The Federal District Court in Oakland, California, denied Conservation Force’s Request for Reconsideration of its Order that the listing of the polar bear be made effective immediately. On July 11, it denied the request on the grounds that it had already considered and weighted polar bear hunters’ interests when it made its original decision and the hunters this Spring had “assumed the risk” for they knew the bear was “likely” to be listed from the point in time the USF&WS proposed the listing.
In three separate briefs the Secretary of Interior and USF&WS opposed allowing the trophy imports. The Justice Department did admit in their brief that the Secretary would have been inclined to give the Spring hunters sufficient time to import their trophies had the Court not ordered that the listing be made effective immediately. We were unsuccessful in persuading the Court that it could fashion a remedy to allow the trophies to be imported as surely as it had created the problem by denying the delays after notice is published that are customary, appropriate and separately protected by statute and the US Constitutional right to “due process” and “property.”
We had hoped to get the trial judge to correct her own error. We have at least been successful in building a record and fortifying our standing to appeal her initial decision that caused the problem. We will now appeal, as well as step up our efforts in Congress. The service will no doubt send out denials to all the applicants and permit cancellations to those with permits that did not have time to use them. That will include virtually every hunter in the Spring of 2008.

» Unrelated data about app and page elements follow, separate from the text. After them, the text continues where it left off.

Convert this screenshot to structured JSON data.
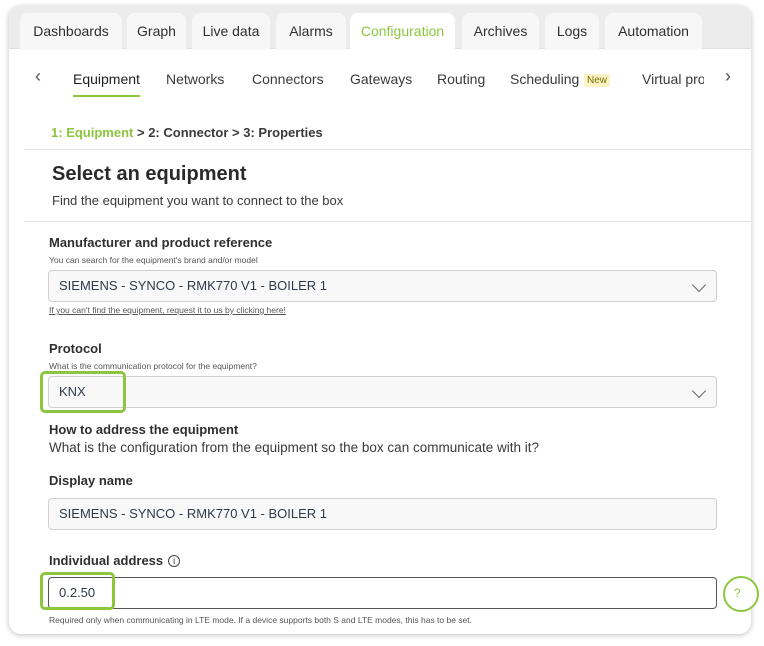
{
  "tabs": [
    {
      "label": "Dashboards"
    },
    {
      "label": "Graph"
    },
    {
      "label": "Live data"
    },
    {
      "label": "Alarms"
    },
    {
      "label": "Configuration"
    },
    {
      "label": "Archives"
    },
    {
      "label": "Logs"
    },
    {
      "label": "Automation"
    }
  ],
  "active_tab": "Configuration",
  "subnav": {
    "items": [
      {
        "label": "Equipment"
      },
      {
        "label": "Networks"
      },
      {
        "label": "Connectors"
      },
      {
        "label": "Gateways"
      },
      {
        "label": "Routing"
      },
      {
        "label": "Scheduling"
      },
      {
        "label": "Virtual prop"
      }
    ],
    "new_badge": "New",
    "prev_arrow": "‹",
    "next_arrow": "›"
  },
  "breadcrumb": {
    "step1_num": "1:",
    "step1": "Equipment",
    "sep1": ">",
    "step2_num": "2:",
    "step2": "Connector",
    "sep2": ">",
    "step3_num": "3:",
    "step3": "Properties"
  },
  "section": {
    "title": "Select an equipment",
    "subtitle": "Find the equipment you want to connect to the box"
  },
  "manufacturer": {
    "label": "Manufacturer and product reference",
    "hint": "You can search for the equipment's brand and/or model",
    "value": "SIEMENS - SYNCO - RMK770 V1 - BOILER 1",
    "link": "If you can't find the equipment, request it to us by clicking here!"
  },
  "protocol": {
    "label": "Protocol",
    "hint": "What is the communication protocol for the equipment?",
    "value": "KNX"
  },
  "addressing": {
    "label": "How to address the equipment",
    "description": "What is the configuration from the equipment so the box can communicate with it?"
  },
  "display_name": {
    "label": "Display name",
    "value": "SIEMENS - SYNCO - RMK770 V1 - BOILER 1"
  },
  "individual_address": {
    "label": "Individual address",
    "info_glyph": "i",
    "value": "0.2.50",
    "note": "Required only when communicating in LTE mode. If a device supports both S and LTE modes, this has to be set."
  },
  "help_glyph": "?",
  "colors": {
    "accent": "#8cc63f",
    "highlight": "#8cc63f",
    "tab_bar": "#ececec"
  }
}
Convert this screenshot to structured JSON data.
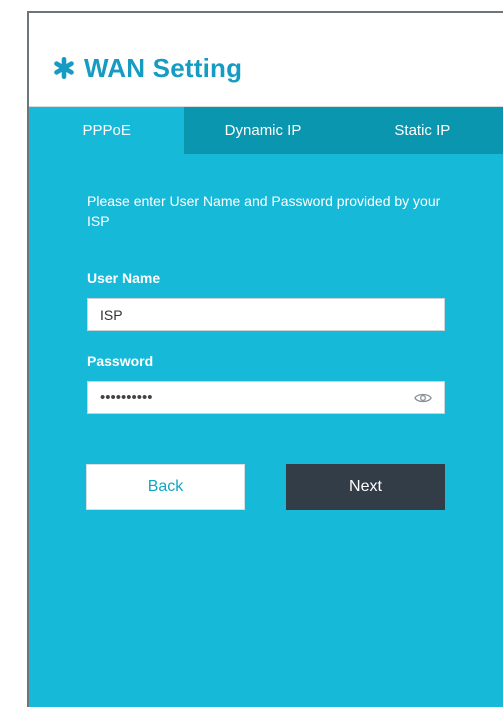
{
  "header": {
    "title": "WAN Setting",
    "icon": "asterisk-icon",
    "accent_color": "#169cc2"
  },
  "tabs": [
    {
      "label": "PPPoE",
      "active": true
    },
    {
      "label": "Dynamic IP",
      "active": false
    },
    {
      "label": "Static IP",
      "active": false
    }
  ],
  "form": {
    "intro": "Please enter User Name and Password provided by your ISP",
    "username": {
      "label": "User Name",
      "value": "ISP"
    },
    "password": {
      "label": "Password",
      "value": "••••••••••",
      "toggle_icon": "eye-icon"
    }
  },
  "buttons": {
    "back_label": "Back",
    "next_label": "Next"
  },
  "colors": {
    "panel_bg": "#16b9d8",
    "tab_inactive_bg": "#0a96ae",
    "next_button_bg": "#333d47"
  }
}
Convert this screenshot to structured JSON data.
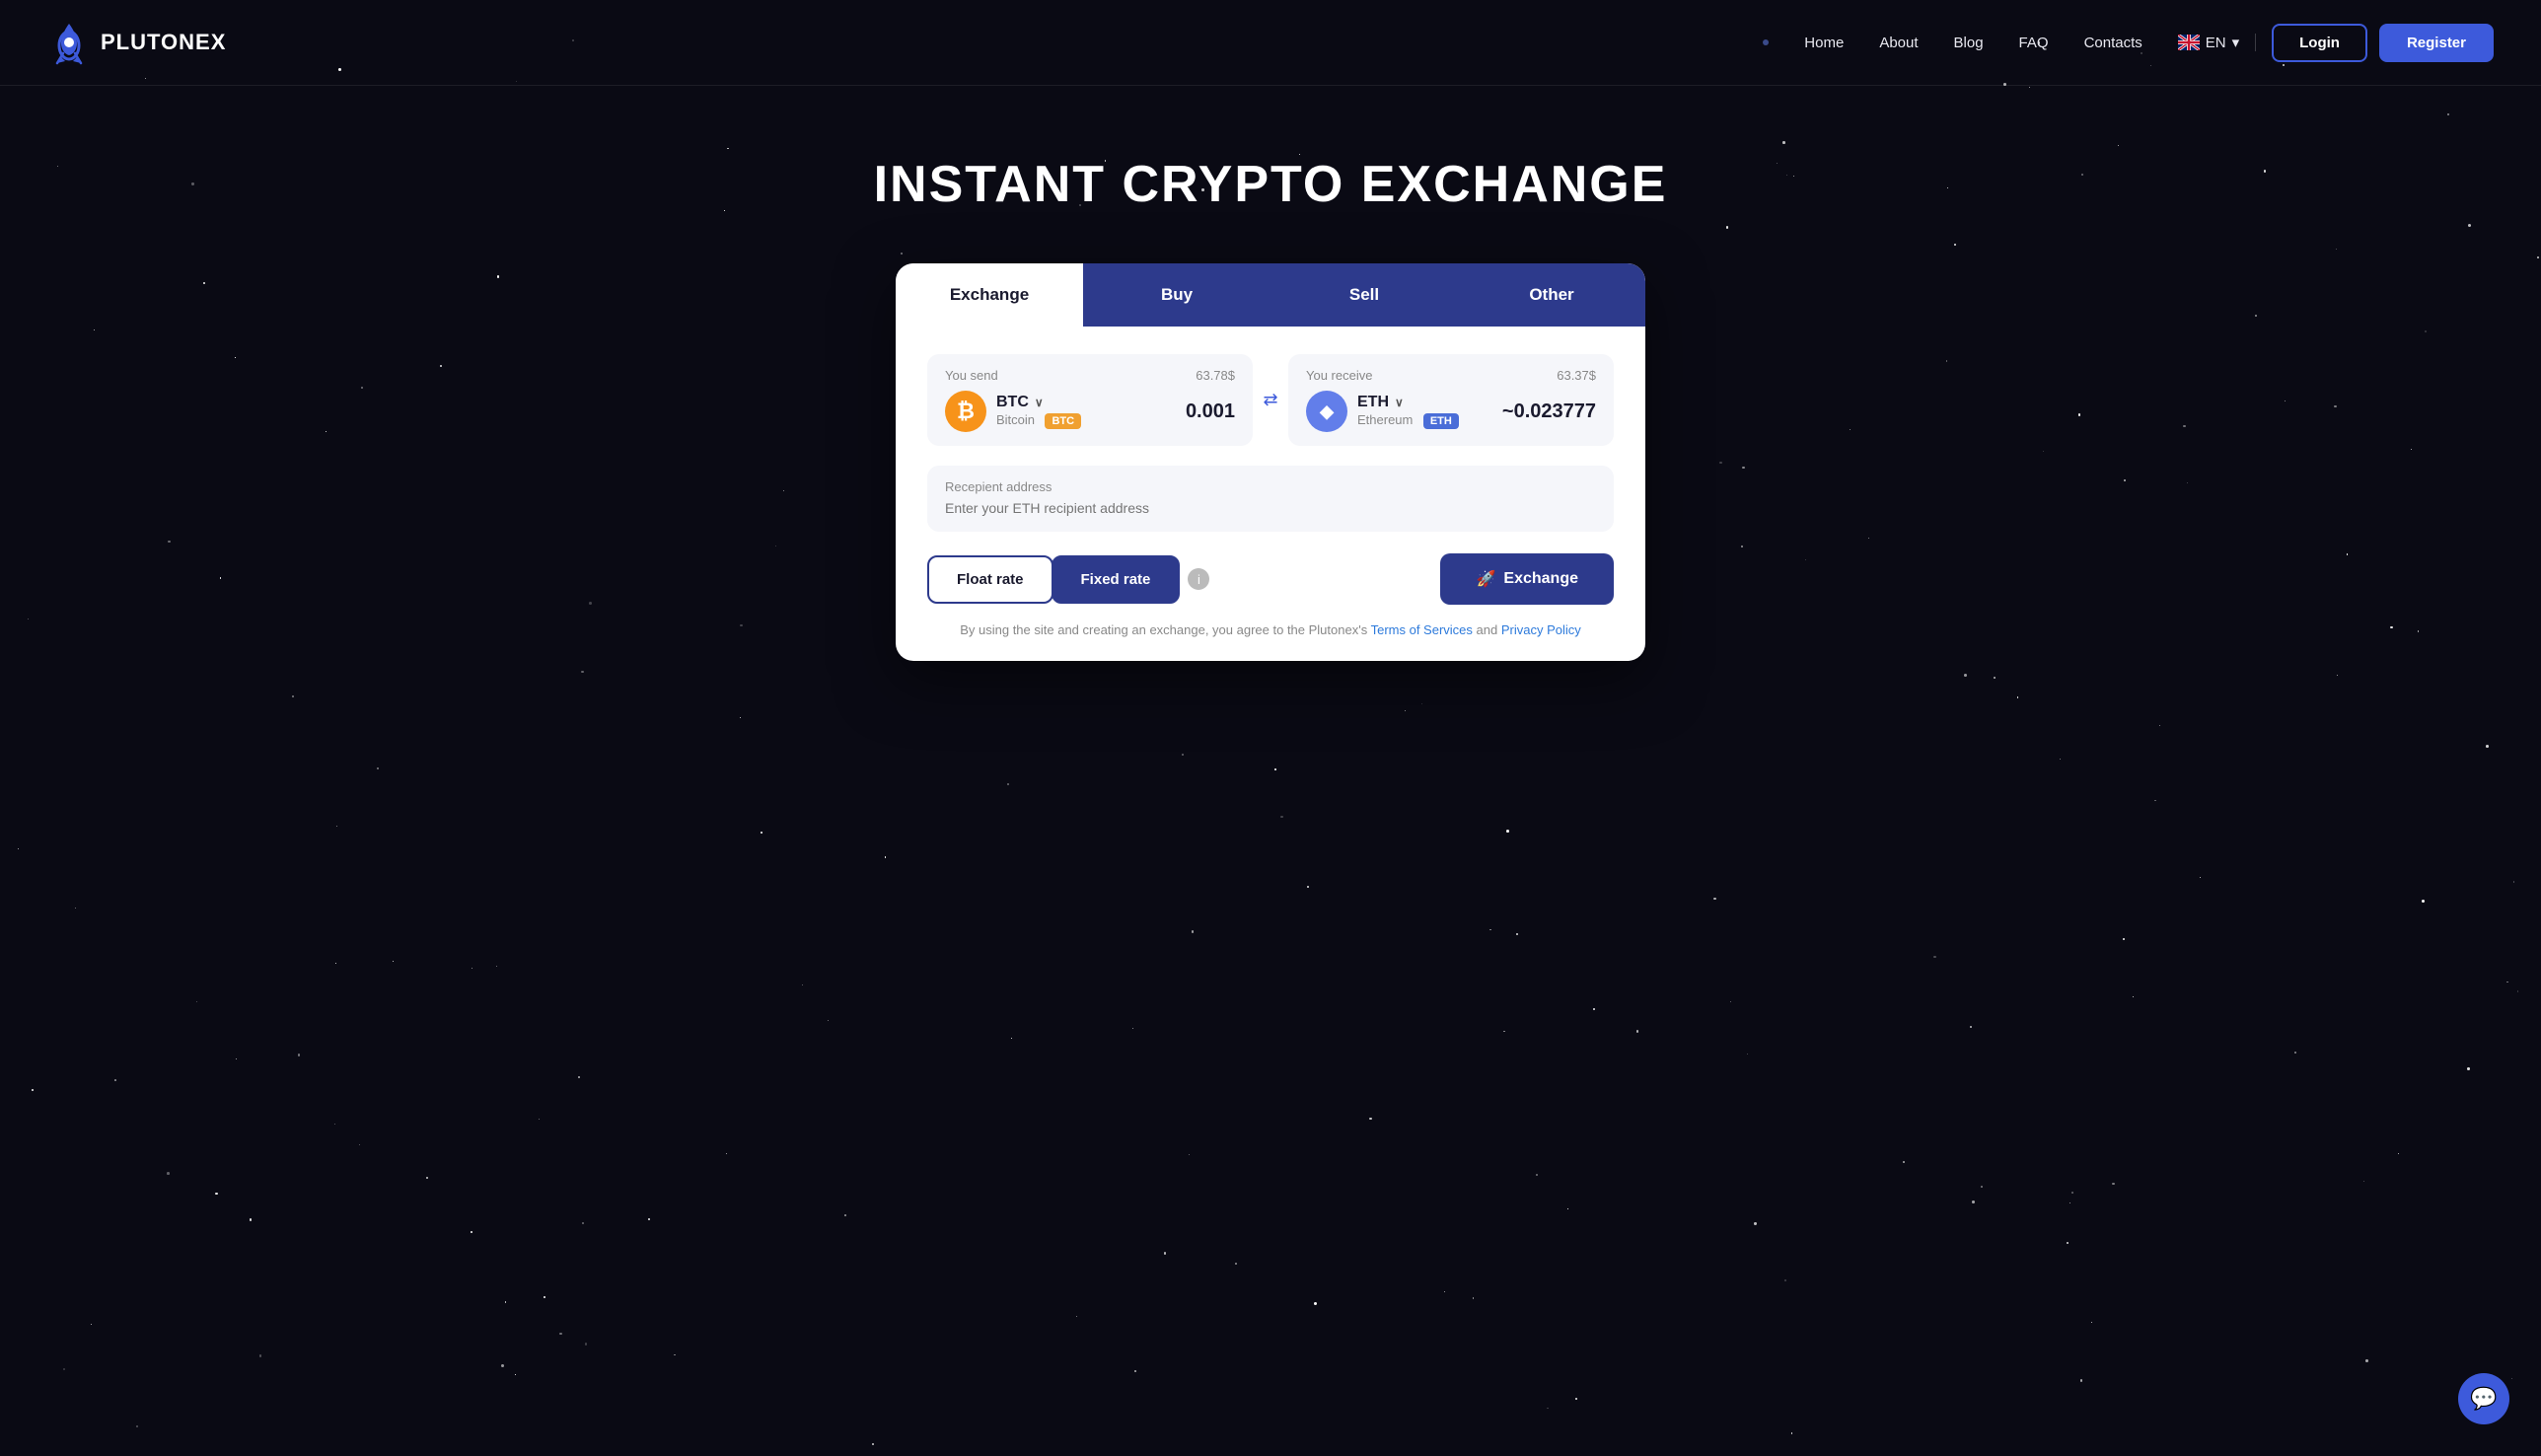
{
  "brand": {
    "name": "PLUTONEX"
  },
  "nav": {
    "dot": "•",
    "links": [
      "Home",
      "About",
      "Blog",
      "FAQ",
      "Contacts"
    ],
    "lang": "EN",
    "login_label": "Login",
    "register_label": "Register"
  },
  "hero": {
    "title": "INSTANT CRYPTO EXCHANGE"
  },
  "tabs": {
    "exchange": "Exchange",
    "buy": "Buy",
    "sell": "Sell",
    "other": "Other"
  },
  "send": {
    "label": "You send",
    "amount_usd": "63.78$",
    "coin": "BTC",
    "coin_chevron": "∨",
    "coin_full": "Bitcoin",
    "coin_badge": "BTC",
    "value": "0.001"
  },
  "receive": {
    "label": "You receive",
    "amount_usd": "63.37$",
    "coin": "ETH",
    "coin_chevron": "∨",
    "coin_full": "Ethereum",
    "coin_badge": "ETH",
    "value": "~0.023777"
  },
  "swap_icon": "⇄",
  "recipient": {
    "label": "Recepient address",
    "placeholder": "Enter your ETH recipient address"
  },
  "rates": {
    "float_label": "Float rate",
    "fixed_label": "Fixed rate"
  },
  "exchange_btn": {
    "icon": "🚀",
    "label": "Exchange"
  },
  "terms": {
    "prefix": "By using the site and creating an exchange, you agree to the Plutonex's",
    "tos_label": "Terms of Services",
    "and": "and",
    "privacy_label": "Privacy Policy"
  },
  "chat": {
    "icon": "💬"
  }
}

We have also been compiling the expenditures on the hunts this Spring of the trophies that can’t be imported. One thing is evident: The costs are more than we had initially estimated. Thus far, the costs of the hunts range from $42,000 to $68,000 when airfare, tips, special gear, hotels, permits, etc. are included. Those who have not sent in their tabulation need to do so. When a mid-range average is made between the high and low figures received to date, the total loss is $3,360,000(60 estimated hunters at $56,000 average expenses).
We fervently regret that the USF&WS itself did not appeal the Judge’s Order that the Final Rule be made effective immediately and that it chose to oppose the reconsideration. The appellate case is unprecedented and should prove interesting. It will provide guidance in the future as other animals are listed, as surely they will be. We hope the appellate court will rank the Constitutional property rights of the hunters over the mere statutory rules under the ESA and also follow the rules of equity. So far in this instance, animal rights have exceeded human rights. Both are protected, but we believe the Constitution is a higher law.
In the meantime, the Oakland trial Judge has resolved that she will retain jurisdiction over the polar bear case and all polar bear listing related cases will probably be transferred and consolidated in that court, as the rules provide for courts where a matter is first filed.
Enhancement Permits Filed
Still on the subject of polar bear, on July 10, Conservation Force filed six test permits to import polar bear trophies under the “enhancement” permit provisions of the Marine Mammal Protection Act (MMPA). No such permit has ever been granted for import of a sport-hunted trophy, but it is the only possible kind of permit after the listing, according to the USF&WS.
In three instances, the USF&WS has made it clear that polar bear trophy importation is now only possible with an “enhancement” permit under the MMPA. This is an entirely different kind of “enhancement” than under the ESA. The ESA itself exempts trophies of “threatened” listed species protected on Appendix II of CITES, like the polar bear. It is the MMPA that presents the problem for listed bear.
In the Final Rule listing all polar bear, the Special Rule the USF&WS issued simultaneously and in a recent written solicitor’s opinion on polar bear trophy importation, it is suggested that enhancement permits may be granted. Congress created a MMPA “special exception” in 1988 for enhancement permits, but neither the USF&WS nor NOAA have adopted regulations expressly covering trophy imports of marine mammals. The Marine Mammal Commission (MMC) must be consulted during the permitting process and has let it be known that it disapproves of import of lethally-taken polar bear trophies. Not surprisingly, they also opposed the import of polar bear trophies under the 1994 Congressional Amendment which provided for the import of polar bear for the past decade. It remains to be seen how the USF&WS will treat these six test applications. We may end up in court on these as well.
We selected six polar bear taken in the Gulf of Boothia for the test import permits. The USF&WS was on the verge of approving imports from that region when the listing petition was filed. The bear population there has increased and may be too dense for its own good. The bear harvest there has been less than the quota and the hunting there is part of the conservation strategy. It is also an area the USGS Reports conclude is a geographic belt of the Arctic that is not expected to lose its Summer ice in the next 45 years.
These permits will be a major undertaking and will be published in the Federal Register and open to comment. We have been preparing them behind the scene for months. The trophies have already been taken and were considered “conservation hunting” by the IUCN at the time the hunts occurred.